#### RECORDS

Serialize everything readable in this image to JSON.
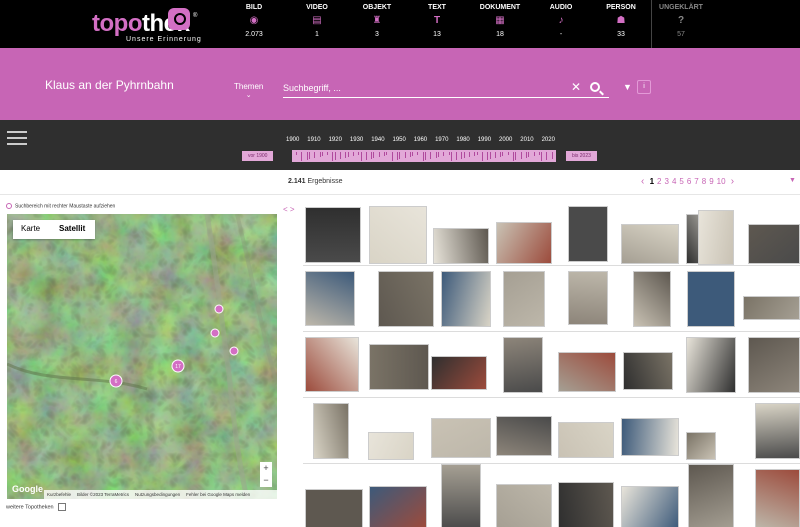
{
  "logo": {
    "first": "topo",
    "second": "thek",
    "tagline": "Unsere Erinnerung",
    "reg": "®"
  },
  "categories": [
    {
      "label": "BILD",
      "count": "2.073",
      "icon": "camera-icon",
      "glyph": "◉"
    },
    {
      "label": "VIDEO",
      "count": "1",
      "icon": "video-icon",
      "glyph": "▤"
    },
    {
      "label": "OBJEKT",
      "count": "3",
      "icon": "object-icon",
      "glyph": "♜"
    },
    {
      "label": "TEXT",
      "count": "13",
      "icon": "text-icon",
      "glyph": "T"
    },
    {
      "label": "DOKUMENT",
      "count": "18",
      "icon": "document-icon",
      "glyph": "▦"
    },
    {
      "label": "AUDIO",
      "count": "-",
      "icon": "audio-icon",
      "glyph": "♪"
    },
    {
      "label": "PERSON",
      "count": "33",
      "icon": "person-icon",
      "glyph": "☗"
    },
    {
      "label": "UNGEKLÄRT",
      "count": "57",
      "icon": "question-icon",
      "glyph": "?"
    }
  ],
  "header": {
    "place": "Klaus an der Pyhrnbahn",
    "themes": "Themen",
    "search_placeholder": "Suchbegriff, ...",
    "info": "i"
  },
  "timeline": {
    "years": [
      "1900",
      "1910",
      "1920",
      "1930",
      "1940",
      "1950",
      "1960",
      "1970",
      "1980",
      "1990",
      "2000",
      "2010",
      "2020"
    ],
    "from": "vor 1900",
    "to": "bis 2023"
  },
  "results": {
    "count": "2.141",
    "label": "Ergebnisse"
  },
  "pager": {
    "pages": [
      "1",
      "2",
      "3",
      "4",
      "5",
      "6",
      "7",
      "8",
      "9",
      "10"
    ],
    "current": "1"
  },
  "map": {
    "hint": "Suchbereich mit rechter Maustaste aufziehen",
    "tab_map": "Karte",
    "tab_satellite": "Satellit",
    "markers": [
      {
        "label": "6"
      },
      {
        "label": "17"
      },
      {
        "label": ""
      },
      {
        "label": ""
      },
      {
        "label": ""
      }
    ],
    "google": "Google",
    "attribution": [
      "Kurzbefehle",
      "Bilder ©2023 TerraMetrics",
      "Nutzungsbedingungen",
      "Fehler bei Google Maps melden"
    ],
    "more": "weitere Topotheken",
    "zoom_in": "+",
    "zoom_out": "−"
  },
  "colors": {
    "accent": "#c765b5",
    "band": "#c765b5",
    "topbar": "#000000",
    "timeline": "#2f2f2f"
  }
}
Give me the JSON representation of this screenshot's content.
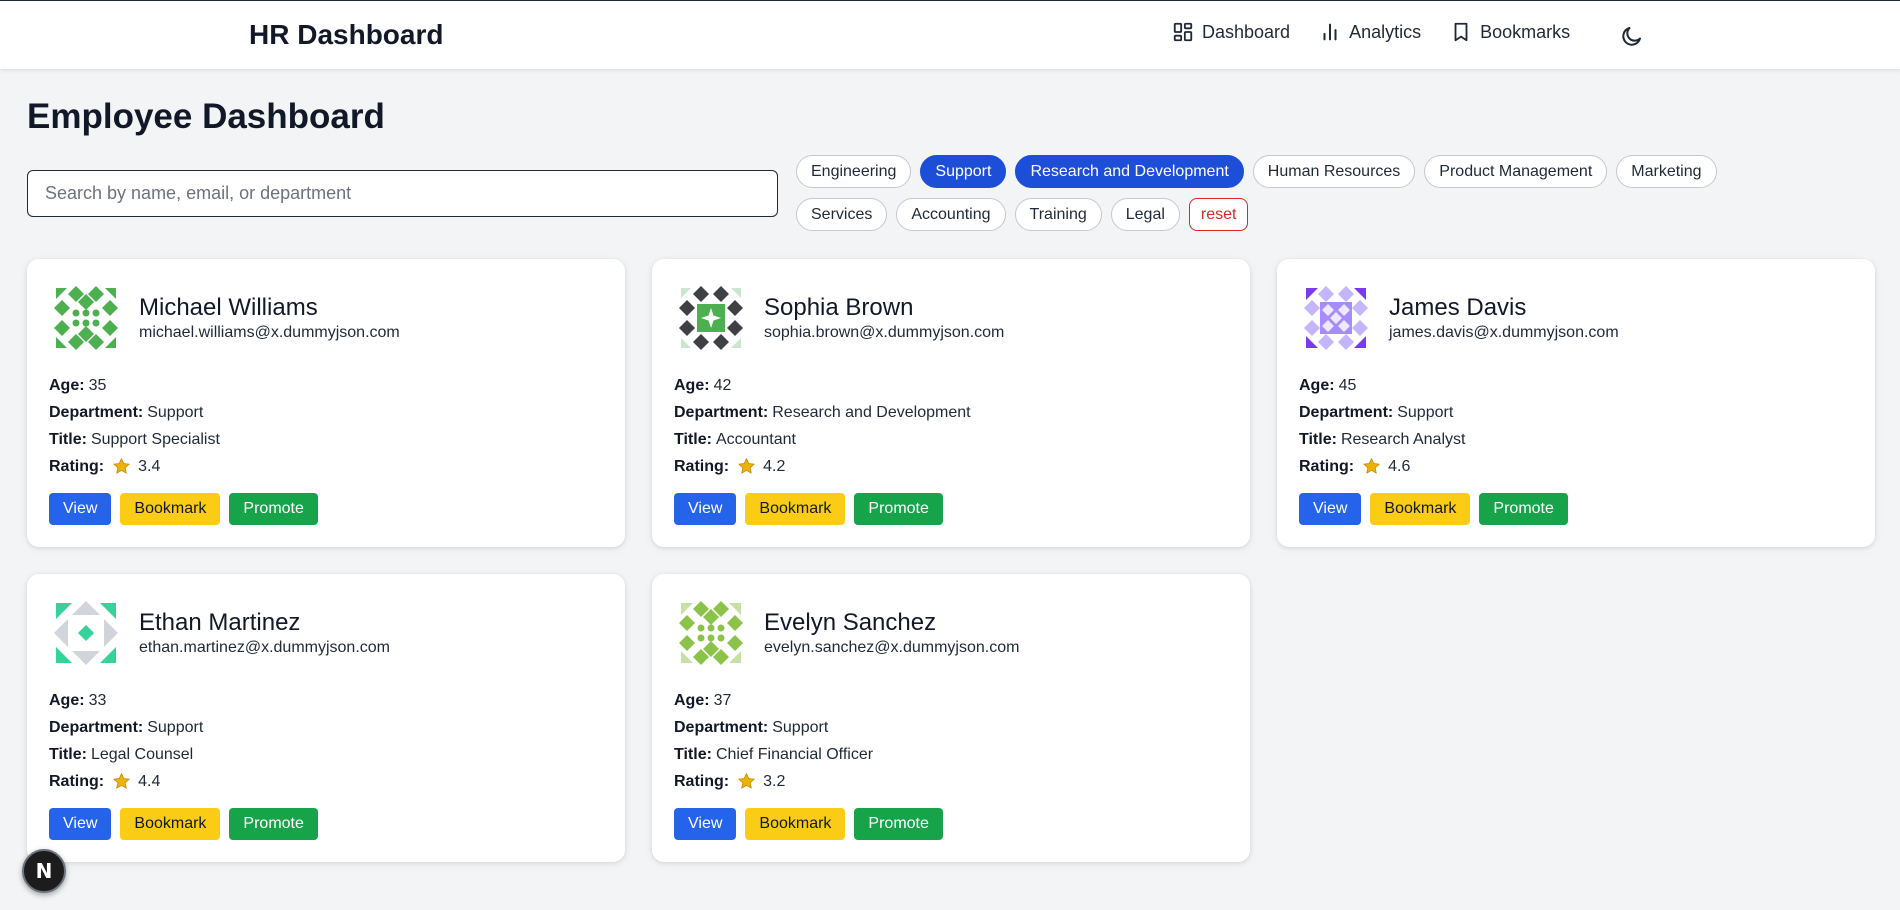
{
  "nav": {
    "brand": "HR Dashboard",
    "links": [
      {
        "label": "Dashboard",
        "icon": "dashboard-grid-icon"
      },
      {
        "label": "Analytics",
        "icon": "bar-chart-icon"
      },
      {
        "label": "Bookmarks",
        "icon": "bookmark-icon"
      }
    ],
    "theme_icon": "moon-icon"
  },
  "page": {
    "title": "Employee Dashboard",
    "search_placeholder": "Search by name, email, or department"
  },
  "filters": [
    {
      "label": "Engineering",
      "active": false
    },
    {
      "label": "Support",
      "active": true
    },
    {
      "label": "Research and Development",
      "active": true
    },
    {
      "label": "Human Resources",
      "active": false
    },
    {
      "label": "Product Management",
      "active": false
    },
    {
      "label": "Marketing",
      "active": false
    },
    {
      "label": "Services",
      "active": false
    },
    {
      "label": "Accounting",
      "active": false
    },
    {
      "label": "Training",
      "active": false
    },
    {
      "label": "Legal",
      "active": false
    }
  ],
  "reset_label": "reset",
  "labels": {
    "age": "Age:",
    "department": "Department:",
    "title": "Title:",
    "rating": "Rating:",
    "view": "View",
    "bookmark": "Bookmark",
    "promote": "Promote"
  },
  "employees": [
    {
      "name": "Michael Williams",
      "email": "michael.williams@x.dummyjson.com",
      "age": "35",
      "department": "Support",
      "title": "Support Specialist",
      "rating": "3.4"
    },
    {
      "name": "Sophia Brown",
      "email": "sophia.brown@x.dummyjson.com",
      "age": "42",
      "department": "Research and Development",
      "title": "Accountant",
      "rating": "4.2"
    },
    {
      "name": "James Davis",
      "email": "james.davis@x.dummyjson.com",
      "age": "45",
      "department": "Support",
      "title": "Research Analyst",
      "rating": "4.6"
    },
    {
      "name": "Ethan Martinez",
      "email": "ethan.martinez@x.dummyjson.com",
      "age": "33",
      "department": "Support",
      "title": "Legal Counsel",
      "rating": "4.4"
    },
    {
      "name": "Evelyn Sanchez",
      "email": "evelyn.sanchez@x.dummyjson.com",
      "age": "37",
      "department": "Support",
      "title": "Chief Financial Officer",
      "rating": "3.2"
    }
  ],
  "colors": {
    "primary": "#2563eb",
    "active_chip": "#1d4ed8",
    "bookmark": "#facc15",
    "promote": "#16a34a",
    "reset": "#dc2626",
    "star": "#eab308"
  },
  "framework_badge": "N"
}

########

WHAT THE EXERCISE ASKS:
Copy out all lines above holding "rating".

RESULT OF THE TASK:
    "rating": "Rating:",
      "rating": "3.4"
      "rating": "4.2"
      "rating": "4.6"
      "rating": "4.4"
      "rating": "3.2"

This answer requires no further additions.